Wayne Ziskal, a Jacksonville University aeronautics professor with extensive experience as an instructor pilot and check airman for Boeing 777s, provided insight on the Asiana Airlines Flight 214 crash as a guest July 15 on the WJXT-TV Morning Show.
The Asiana flight was traveling well below its target speed for landing July 6 when it crashed short of the San Francisco International Airport runway, the National Transportation Safety Board said.
“It looks like it’s a human factor — an automated dependency problem, which means, basically, that they relied on the automation,” Ziskal told the Jacksonville television station’s Jennifer Waugh. “It got way too slow.

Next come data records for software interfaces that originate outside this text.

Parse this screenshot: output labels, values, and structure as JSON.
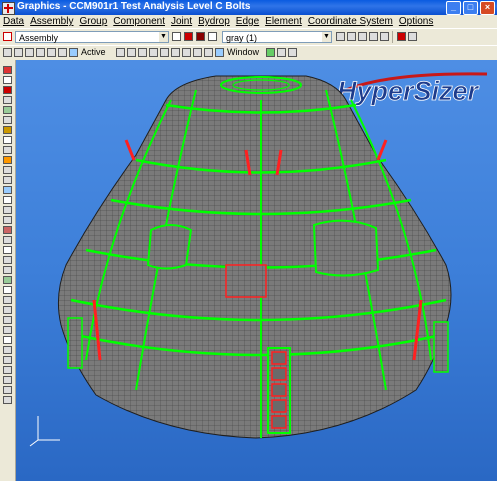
{
  "window": {
    "title": "Graphics - CCM901r1 Test Analysis Level C Bolts",
    "buttons": [
      "_",
      "□",
      "×"
    ]
  },
  "menu": [
    "Data",
    "Assembly",
    "Group",
    "Component",
    "Joint",
    "Bydrop",
    "Edge",
    "Element",
    "Coordinate System",
    "Options"
  ],
  "toolbar1": {
    "assembly_value": "Assembly",
    "color_value": "gray (1)"
  },
  "toolbar2": {
    "active_label": "Active",
    "window_label": "Window"
  },
  "viewport": {
    "logo_text": "HyperSizer",
    "background_color": "#3d7fd9",
    "mesh_colors": {
      "shell": "#7a7a7a",
      "panel_outline": "#00ff00",
      "bolt_edge": "#ff2020"
    }
  }
}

The automation and the aircraft performed as it should have.”
Three high school students from China were killed and more than 180 people were injured after the jet struck a seawall and slammed into a runway. The Associated Press quoted Asiana officials as saying the pilot in charge of landing the Boeing 777 was in training for flying that model of jet.

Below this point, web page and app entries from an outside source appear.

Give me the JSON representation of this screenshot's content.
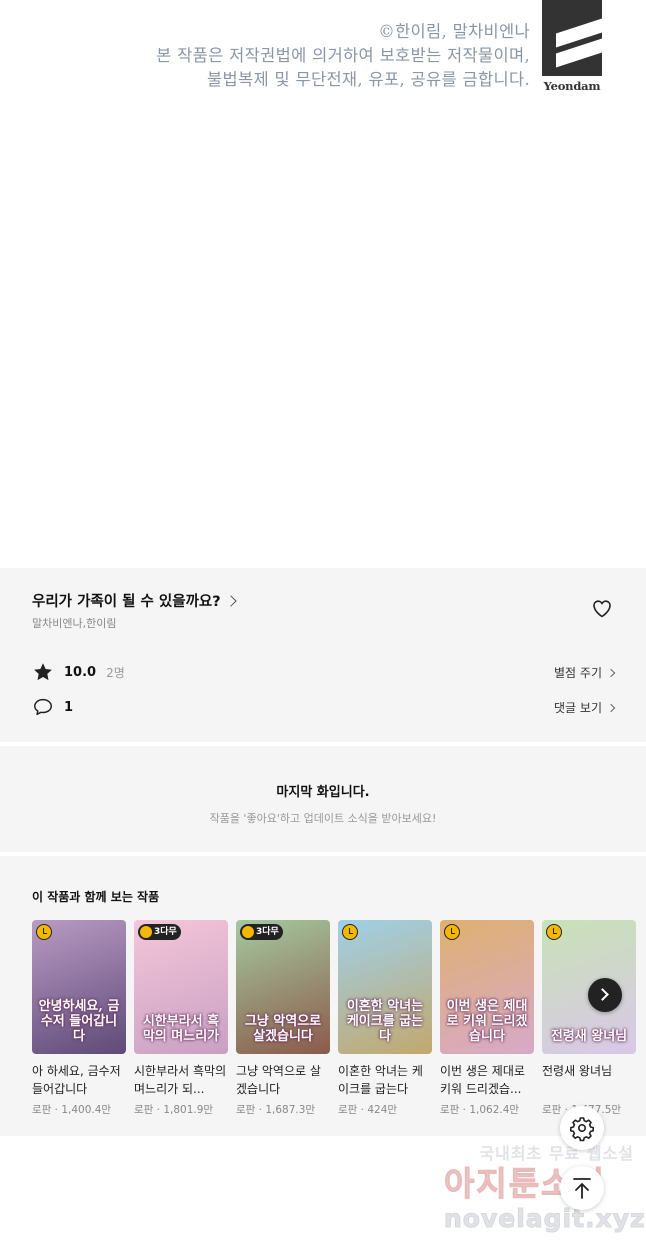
{
  "copyright": {
    "line1": "©한이림, 말차비엔나",
    "line2": "본 작품은 저작권법에 의거하여 보호받는 저작물이며,",
    "line3": "불법복제 및 무단전재, 유포, 공유를 금합니다.",
    "publisher": "Yeondam"
  },
  "series": {
    "title": "우리가 가족이 될 수 있을까요?",
    "authors": "말차비엔나,한이림",
    "rating": "10.0",
    "rating_count": "2명",
    "rate_link": "별점 주기",
    "comment_count": "1",
    "comment_link": "댓글 보기"
  },
  "last_episode": {
    "title": "마지막 화입니다.",
    "subtitle": "작품을 '좋아요'하고 업데이트 소식을 받아보세요!"
  },
  "recommendations": {
    "heading": "이 작품과 함께 보는 작품",
    "items": [
      {
        "name": "아 하세요, 금수저 들어갑니다",
        "meta": "로판 · 1,400.4만",
        "badge": "clock",
        "badge_text": "",
        "cover_text": "안녕하세요, 금수저 들어갑니다",
        "color_top": "#b99bc4",
        "color_bottom": "#5e4a78"
      },
      {
        "name": "시한부라서 흑막의 며느리가 되...",
        "meta": "로판 · 1,801.9만",
        "badge": "3free",
        "badge_text": "3다무",
        "cover_text": "시한부라서 흑막의 며느리가",
        "color_top": "#f4c6d8",
        "color_bottom": "#c9a0c4"
      },
      {
        "name": "그냥 악역으로 살겠습니다",
        "meta": "로판 · 1,687.3만",
        "badge": "3free",
        "badge_text": "3다무",
        "cover_text": "그냥 악역으로 살겠습니다",
        "color_top": "#a4c9a0",
        "color_bottom": "#8b5a4a"
      },
      {
        "name": "이혼한 악녀는 케이크를 굽는다",
        "meta": "로판 · 424만",
        "badge": "clock",
        "badge_text": "",
        "cover_text": "이혼한 악녀는 케이크를 굽는다",
        "color_top": "#9fd0e8",
        "color_bottom": "#c2a86e"
      },
      {
        "name": "이번 생은 제대로 키워 드리겠습...",
        "meta": "로판 · 1,062.4만",
        "badge": "clock",
        "badge_text": "",
        "cover_text": "이번 생은 제대로 키워 드리겠습니다",
        "color_top": "#e0b070",
        "color_bottom": "#d7a9c9"
      },
      {
        "name": "전령새 왕녀님",
        "meta": "로판 · 1,477.5만",
        "badge": "clock",
        "badge_text": "",
        "cover_text": "전령새 왕녀님",
        "color_top": "#c8e2b6",
        "color_bottom": "#d9c7e8"
      }
    ]
  },
  "watermark": {
    "line1": "국내최초 무료 웹소설",
    "line2": "아지툰소설",
    "line3": "novelagit.xyz"
  },
  "icons": {
    "heart": "heart-outline-icon",
    "star": "star-icon",
    "comment": "comment-icon",
    "next": "chevron-right-icon",
    "settings": "gear-icon",
    "top": "arrow-up-icon"
  }
}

In the TV interview, Ziskal said it is important for pilots to be adequately trained on all aspects of aviation, including basic airmanship. JU’s state-of-the-art regional passenger simulator is a critical tool for providing that instruction, he said.
“The question is not so much the hours of flying time; it is the quality of the flying time,” Ziskal said. “Many airline pilots today are trained just to rely on the automation.”
Here is the WJXT-TV interview:
During careers with the U.S. Air Force and American Airlines, Ziskal accumulated more than 26,000 hours of flight time and has made more than 2,000 Atlantic and Pacific crossings. He carried more than 850,000 passengers to all of the inhabited continents, logging more than 6.8 million miles.
Click here to read Ziskal’s bio.